AVAILABLE DATA START
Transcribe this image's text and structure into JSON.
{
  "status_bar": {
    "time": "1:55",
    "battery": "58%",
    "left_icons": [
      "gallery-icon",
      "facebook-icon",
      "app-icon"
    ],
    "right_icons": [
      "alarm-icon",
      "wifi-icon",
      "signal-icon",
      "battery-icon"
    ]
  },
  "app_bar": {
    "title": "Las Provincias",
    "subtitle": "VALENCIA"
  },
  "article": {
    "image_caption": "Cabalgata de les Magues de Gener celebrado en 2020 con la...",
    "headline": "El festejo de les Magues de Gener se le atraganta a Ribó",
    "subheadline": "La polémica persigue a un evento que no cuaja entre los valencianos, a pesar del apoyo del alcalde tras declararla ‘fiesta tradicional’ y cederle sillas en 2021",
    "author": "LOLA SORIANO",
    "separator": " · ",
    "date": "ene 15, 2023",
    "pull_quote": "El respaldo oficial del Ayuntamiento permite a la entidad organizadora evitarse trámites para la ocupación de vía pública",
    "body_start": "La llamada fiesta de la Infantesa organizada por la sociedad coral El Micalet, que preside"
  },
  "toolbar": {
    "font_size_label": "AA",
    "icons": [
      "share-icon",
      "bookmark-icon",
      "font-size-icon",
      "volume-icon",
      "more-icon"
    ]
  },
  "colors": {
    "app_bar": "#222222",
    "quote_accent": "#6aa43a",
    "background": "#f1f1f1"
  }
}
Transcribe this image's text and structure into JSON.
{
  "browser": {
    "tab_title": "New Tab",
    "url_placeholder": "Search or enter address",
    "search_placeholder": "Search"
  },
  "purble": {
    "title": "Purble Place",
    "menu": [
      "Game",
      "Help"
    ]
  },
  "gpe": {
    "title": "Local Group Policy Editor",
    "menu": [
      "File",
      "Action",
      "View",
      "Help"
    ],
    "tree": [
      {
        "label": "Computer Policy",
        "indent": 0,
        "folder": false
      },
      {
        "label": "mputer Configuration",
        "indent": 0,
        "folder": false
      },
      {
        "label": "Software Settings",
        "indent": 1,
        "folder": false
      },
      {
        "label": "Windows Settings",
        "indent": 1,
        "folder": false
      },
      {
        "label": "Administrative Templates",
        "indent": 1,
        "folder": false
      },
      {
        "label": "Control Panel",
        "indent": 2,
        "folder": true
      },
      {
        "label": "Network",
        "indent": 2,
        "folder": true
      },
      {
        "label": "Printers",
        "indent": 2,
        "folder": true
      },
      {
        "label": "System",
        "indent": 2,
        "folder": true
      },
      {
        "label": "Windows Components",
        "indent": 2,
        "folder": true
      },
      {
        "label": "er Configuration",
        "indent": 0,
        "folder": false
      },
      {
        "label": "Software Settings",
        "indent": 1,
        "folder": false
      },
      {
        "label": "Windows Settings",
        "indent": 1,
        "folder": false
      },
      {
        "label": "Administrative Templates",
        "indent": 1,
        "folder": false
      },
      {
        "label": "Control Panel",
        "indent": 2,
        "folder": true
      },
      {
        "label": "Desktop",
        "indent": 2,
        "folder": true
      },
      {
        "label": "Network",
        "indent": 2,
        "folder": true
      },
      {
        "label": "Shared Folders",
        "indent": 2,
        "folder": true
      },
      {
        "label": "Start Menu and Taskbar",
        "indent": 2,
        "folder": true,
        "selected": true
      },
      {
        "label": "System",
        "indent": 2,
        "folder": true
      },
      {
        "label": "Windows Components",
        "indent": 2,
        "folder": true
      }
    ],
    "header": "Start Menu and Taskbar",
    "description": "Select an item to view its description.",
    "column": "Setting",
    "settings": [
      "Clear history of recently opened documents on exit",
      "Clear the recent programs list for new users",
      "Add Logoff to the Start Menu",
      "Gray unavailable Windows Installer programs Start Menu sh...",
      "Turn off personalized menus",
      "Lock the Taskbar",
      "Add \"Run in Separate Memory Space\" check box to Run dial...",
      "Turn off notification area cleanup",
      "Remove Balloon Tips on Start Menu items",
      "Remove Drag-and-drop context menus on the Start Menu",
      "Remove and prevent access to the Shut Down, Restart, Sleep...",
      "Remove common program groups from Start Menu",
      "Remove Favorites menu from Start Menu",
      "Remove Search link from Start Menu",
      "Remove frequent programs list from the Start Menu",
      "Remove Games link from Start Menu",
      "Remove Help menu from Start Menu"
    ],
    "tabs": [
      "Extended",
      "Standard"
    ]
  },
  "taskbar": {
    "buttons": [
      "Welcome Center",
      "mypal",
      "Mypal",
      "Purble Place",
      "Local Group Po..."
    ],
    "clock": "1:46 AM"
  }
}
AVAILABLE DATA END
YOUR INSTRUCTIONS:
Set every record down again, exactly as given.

SOLUTION:
Transcribe this image's text and structure into JSON.
{
  "status_bar": {
    "time": "1:55",
    "battery": "58%",
    "left_icons": [
      "gallery-icon",
      "facebook-icon",
      "app-icon"
    ],
    "right_icons": [
      "alarm-icon",
      "wifi-icon",
      "signal-icon",
      "battery-icon"
    ]
  },
  "app_bar": {
    "title": "Las Provincias",
    "subtitle": "VALENCIA"
  },
  "article": {
    "image_caption": "Cabalgata de les Magues de Gener celebrado en 2020 con la...",
    "headline": "El festejo de les Magues de Gener se le atraganta a Ribó",
    "subheadline": "La polémica persigue a un evento que no cuaja entre los valencianos, a pesar del apoyo del alcalde tras declararla ‘fiesta tradicional’ y cederle sillas en 2021",
    "author": "LOLA SORIANO",
    "separator": " · ",
    "date": "ene 15, 2023",
    "pull_quote": "El respaldo oficial del Ayuntamiento permite a la entidad organizadora evitarse trámites para la ocupación de vía pública",
    "body_start": "La llamada fiesta de la Infantesa organizada por la sociedad coral El Micalet, que preside"
  },
  "toolbar": {
    "font_size_label": "AA",
    "icons": [
      "share-icon",
      "bookmark-icon",
      "font-size-icon",
      "volume-icon",
      "more-icon"
    ]
  },
  "colors": {
    "app_bar": "#222222",
    "quote_accent": "#6aa43a",
    "background": "#f1f1f1"
  }
}
Transcribe this image's text and structure into JSON.
{
  "browser": {
    "tab_title": "New Tab",
    "url_placeholder": "Search or enter address",
    "search_placeholder": "Search"
  },
  "purble": {
    "title": "Purble Place",
    "menu": [
      "Game",
      "Help"
    ]
  },
  "gpe": {
    "title": "Local Group Policy Editor",
    "menu": [
      "File",
      "Action",
      "View",
      "Help"
    ],
    "tree": [
      {
        "label": "Computer Policy",
        "indent": 0,
        "folder": false
      },
      {
        "label": "mputer Configuration",
        "indent": 0,
        "folder": false
      },
      {
        "label": "Software Settings",
        "indent": 1,
        "folder": false
      },
      {
        "label": "Windows Settings",
        "indent": 1,
        "folder": false
      },
      {
        "label": "Administrative Templates",
        "indent": 1,
        "folder": false
      },
      {
        "label": "Control Panel",
        "indent": 2,
        "folder": true
      },
      {
        "label": "Network",
        "indent": 2,
        "folder": true
      },
      {
        "label": "Printers",
        "indent": 2,
        "folder": true
      },
      {
        "label": "System",
        "indent": 2,
        "folder": true
      },
      {
        "label": "Windows Components",
        "indent": 2,
        "folder": true
      },
      {
        "label": "er Configuration",
        "indent": 0,
        "folder": false
      },
      {
        "label": "Software Settings",
        "indent": 1,
        "folder": false
      },
      {
        "label": "Windows Settings",
        "indent": 1,
        "folder": false
      },
      {
        "label": "Administrative Templates",
        "indent": 1,
        "folder": false
      },
      {
        "label": "Control Panel",
        "indent": 2,
        "folder": true
      },
      {
        "label": "Desktop",
        "indent": 2,
        "folder": true
      },
      {
        "label": "Network",
        "indent": 2,
        "folder": true
      },
      {
        "label": "Shared Folders",
        "indent": 2,
        "folder": true
      },
      {
        "label": "Start Menu and Taskbar",
        "indent": 2,
        "folder": true,
        "selected": true
      },
      {
        "label": "System",
        "indent": 2,
        "folder": true
      },
      {
        "label": "Windows Components",
        "indent": 2,
        "folder": true
      }
    ],
    "header": "Start Menu and Taskbar",
    "description": "Select an item to view its description.",
    "column": "Setting",
    "settings": [
      "Clear history of recently opened documents on exit",
      "Clear the recent programs list for new users",
      "Add Logoff to the Start Menu",
      "Gray unavailable Windows Installer programs Start Menu sh...",
      "Turn off personalized menus",
      "Lock the Taskbar",
      "Add \"Run in Separate Memory Space\" check box to Run dial...",
      "Turn off notification area cleanup",
      "Remove Balloon Tips on Start Menu items",
      "Remove Drag-and-drop context menus on the Start Menu",
      "Remove and prevent access to the Shut Down, Restart, Sleep...",
      "Remove common program groups from Start Menu",
      "Remove Favorites menu from Start Menu",
      "Remove Search link from Start Menu",
      "Remove frequent programs list from the Start Menu",
      "Remove Games link from Start Menu",
      "Remove Help menu from Start Menu"
    ],
    "tabs": [
      "Extended",
      "Standard"
    ]
  },
  "taskbar": {
    "buttons": [
      "Welcome Center",
      "mypal",
      "Mypal",
      "Purble Place",
      "Local Group Po..."
    ],
    "clock": "1:46 AM"
  }
}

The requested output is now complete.